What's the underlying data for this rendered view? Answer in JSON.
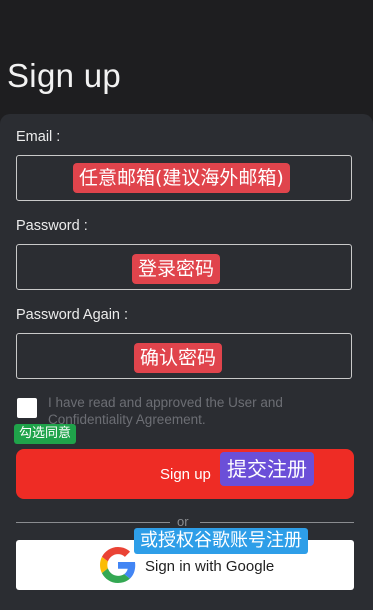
{
  "page": {
    "title": "Sign up"
  },
  "form": {
    "email": {
      "label": "Email :",
      "value": "",
      "annotation": "任意邮箱(建议海外邮箱)"
    },
    "password": {
      "label": "Password :",
      "value": "",
      "annotation": "登录密码"
    },
    "password_again": {
      "label": "Password Again :",
      "value": "",
      "annotation": "确认密码"
    },
    "agreement": {
      "checked": false,
      "text": "I have read and approved the User and Confidentiality Agreement.",
      "annotation": "勾选同意"
    },
    "signup_button": {
      "label": "Sign up",
      "annotation": "提交注册"
    },
    "divider_text": "or",
    "google_button": {
      "label": "Sign in with Google",
      "annotation": "或授权谷歌账号注册"
    }
  },
  "colors": {
    "background": "#1e1e20",
    "card": "#2b2d32",
    "signup_button": "#ee2c25",
    "annotation_red": "#e0444c",
    "annotation_green": "#1fa34a",
    "annotation_purple": "#6b4fd8",
    "annotation_blue": "#2e9ee8"
  },
  "icons": {
    "google": "google-g-icon",
    "checkbox": "checkbox-icon"
  }
}
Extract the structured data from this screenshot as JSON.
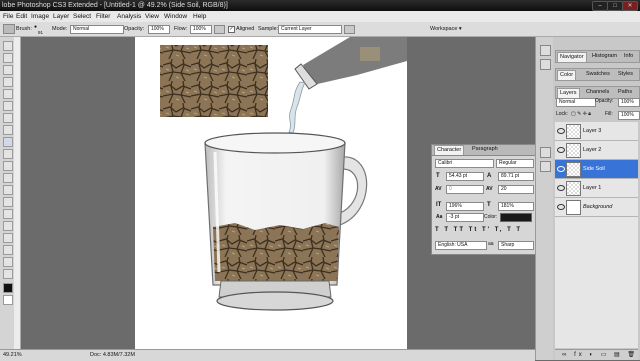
{
  "titlebar": {
    "title": "lobe Photoshop CS3 Extended - [Untitled-1 @ 49.2% (Side Soil, RGB/8)]"
  },
  "menu": [
    "File",
    "Edit",
    "Image",
    "Layer",
    "Select",
    "Filter",
    "Analysis",
    "View",
    "Window",
    "Help"
  ],
  "options": {
    "brush_label": "Brush:",
    "brush_size": "91",
    "mode_label": "Mode:",
    "mode_value": "Normal",
    "opacity_label": "Opacity:",
    "opacity_value": "100%",
    "flow_label": "Flow:",
    "flow_value": "100%",
    "aligned_label": "Aligned",
    "sample_label": "Sample:",
    "sample_value": "Current Layer",
    "workspace_label": "Workspace ▾"
  },
  "status": {
    "zoom": "49.21%",
    "doc": "Doc: 4.83M/7.32M"
  },
  "dock": {
    "group1": [
      "Navigator",
      "Histogram",
      "Info"
    ],
    "group2": [
      "Color",
      "Swatches",
      "Styles"
    ],
    "group3": [
      "Layers",
      "Channels",
      "Paths"
    ],
    "blend_mode": "Normal",
    "opacity_label": "Opacity:",
    "opacity_value": "100%",
    "lock_label": "Lock:",
    "fill_label": "Fill:",
    "fill_value": "100%",
    "layers": [
      "Layer 3",
      "Layer 2",
      "Side Soil",
      "Layer 1",
      "Background"
    ]
  },
  "character": {
    "tabs": [
      "Character",
      "Paragraph"
    ],
    "font_family": "Calibri",
    "font_style": "Regular",
    "size": "54.43 pt",
    "leading": "89.71 pt",
    "kerning": "0",
    "tracking": "20",
    "vscale": "196%",
    "hscale": "181%",
    "baseline": "-3 pt",
    "color_label": "Color:",
    "language": "English: USA",
    "aa": "Sharp"
  }
}
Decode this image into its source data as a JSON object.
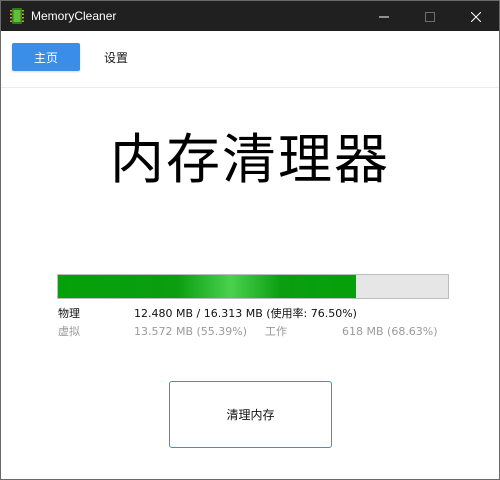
{
  "window": {
    "title": "MemoryCleaner",
    "icon": "memory-chip-icon",
    "controls": [
      "minimize-icon",
      "maximize-icon",
      "close-icon"
    ]
  },
  "tabs": {
    "home_label": "主页",
    "settings_label": "设置",
    "active": "home"
  },
  "main": {
    "title": "内存清理器"
  },
  "memory": {
    "usage_fraction": 0.765,
    "physical_label": "物理",
    "physical_value": "12.480 MB / 16.313 MB (使用率: 76.50%)",
    "virtual_label": "虚拟",
    "virtual_value": "13.572 MB (55.39%)",
    "working_label": "工作",
    "working_value": "618 MB (68.63%)"
  },
  "actions": {
    "clean_label": "清理内存"
  },
  "colors": {
    "accent": "#3b8ee8",
    "progress_green": "#0a9e10",
    "titlebar_bg": "#202020"
  }
}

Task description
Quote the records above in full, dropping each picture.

Exercise response
What's the underlying data for this rendered view? Answer in JSON.
{
  "page": {
    "title": "Sign up"
  },
  "form": {
    "email": {
      "label": "Email :",
      "value": "",
      "annotation": "任意邮箱(建议海外邮箱)"
    },
    "password": {
      "label": "Password :",
      "value": "",
      "annotation": "登录密码"
    },
    "password_again": {
      "label": "Password Again :",
      "value": "",
      "annotation": "确认密码"
    },
    "agreement": {
      "checked": false,
      "text": "I have read and approved the User and Confidentiality Agreement.",
      "annotation": "勾选同意"
    },
    "signup_button": {
      "label": "Sign up",
      "annotation": "提交注册"
    },
    "divider_text": "or",
    "google_button": {
      "label": "Sign in with Google",
      "annotation": "或授权谷歌账号注册"
    }
  },
  "colors": {
    "background": "#1e1e20",
    "card": "#2b2d32",
    "signup_button": "#ee2c25",
    "annotation_red": "#e0444c",
    "annotation_green": "#1fa34a",
    "annotation_purple": "#6b4fd8",
    "annotation_blue": "#2e9ee8"
  },
  "icons": {
    "google": "google-g-icon",
    "checkbox": "checkbox-icon"
  }
}
Extract the structured data from this screenshot as JSON.
{
  "titlebar": {
    "title": "lobe Photoshop CS3 Extended - [Untitled-1 @ 49.2% (Side Soil, RGB/8)]"
  },
  "menu": [
    "File",
    "Edit",
    "Image",
    "Layer",
    "Select",
    "Filter",
    "Analysis",
    "View",
    "Window",
    "Help"
  ],
  "options": {
    "brush_label": "Brush:",
    "brush_size": "91",
    "mode_label": "Mode:",
    "mode_value": "Normal",
    "opacity_label": "Opacity:",
    "opacity_value": "100%",
    "flow_label": "Flow:",
    "flow_value": "100%",
    "aligned_label": "Aligned",
    "sample_label": "Sample:",
    "sample_value": "Current Layer",
    "workspace_label": "Workspace ▾"
  },
  "status": {
    "zoom": "49.21%",
    "doc": "Doc: 4.83M/7.32M"
  },
  "dock": {
    "group1": [
      "Navigator",
      "Histogram",
      "Info"
    ],
    "group2": [
      "Color",
      "Swatches",
      "Styles"
    ],
    "group3": [
      "Layers",
      "Channels",
      "Paths"
    ],
    "blend_mode": "Normal",
    "opacity_label": "Opacity:",
    "opacity_value": "100%",
    "lock_label": "Lock:",
    "fill_label": "Fill:",
    "fill_value": "100%",
    "layers": [
      "Layer 3",
      "Layer 2",
      "Side Soil",
      "Layer 1",
      "Background"
    ]
  },
  "character": {
    "tabs": [
      "Character",
      "Paragraph"
    ],
    "font_family": "Calibri",
    "font_style": "Regular",
    "size": "54.43 pt",
    "leading": "89.71 pt",
    "kerning": "0",
    "tracking": "20",
    "vscale": "196%",
    "hscale": "181%",
    "baseline": "-3 pt",
    "color_label": "Color:",
    "language": "English: USA",
    "aa": "Sharp"
  }
}
Decode this image into its source data as a JSON object.
{
  "window": {
    "title": "MemoryCleaner",
    "icon": "memory-chip-icon",
    "controls": [
      "minimize-icon",
      "maximize-icon",
      "close-icon"
    ]
  },
  "tabs": {
    "home_label": "主页",
    "settings_label": "设置",
    "active": "home"
  },
  "main": {
    "title": "内存清理器"
  },
  "memory": {
    "usage_fraction": 0.765,
    "physical_label": "物理",
    "physical_value": "12.480 MB / 16.313 MB (使用率: 76.50%)",
    "virtual_label": "虚拟",
    "virtual_value": "13.572 MB (55.39%)",
    "working_label": "工作",
    "working_value": "618 MB (68.63%)"
  },
  "actions": {
    "clean_label": "清理内存"
  },
  "colors": {
    "accent": "#3b8ee8",
    "progress_green": "#0a9e10",
    "titlebar_bg": "#202020"
  }
}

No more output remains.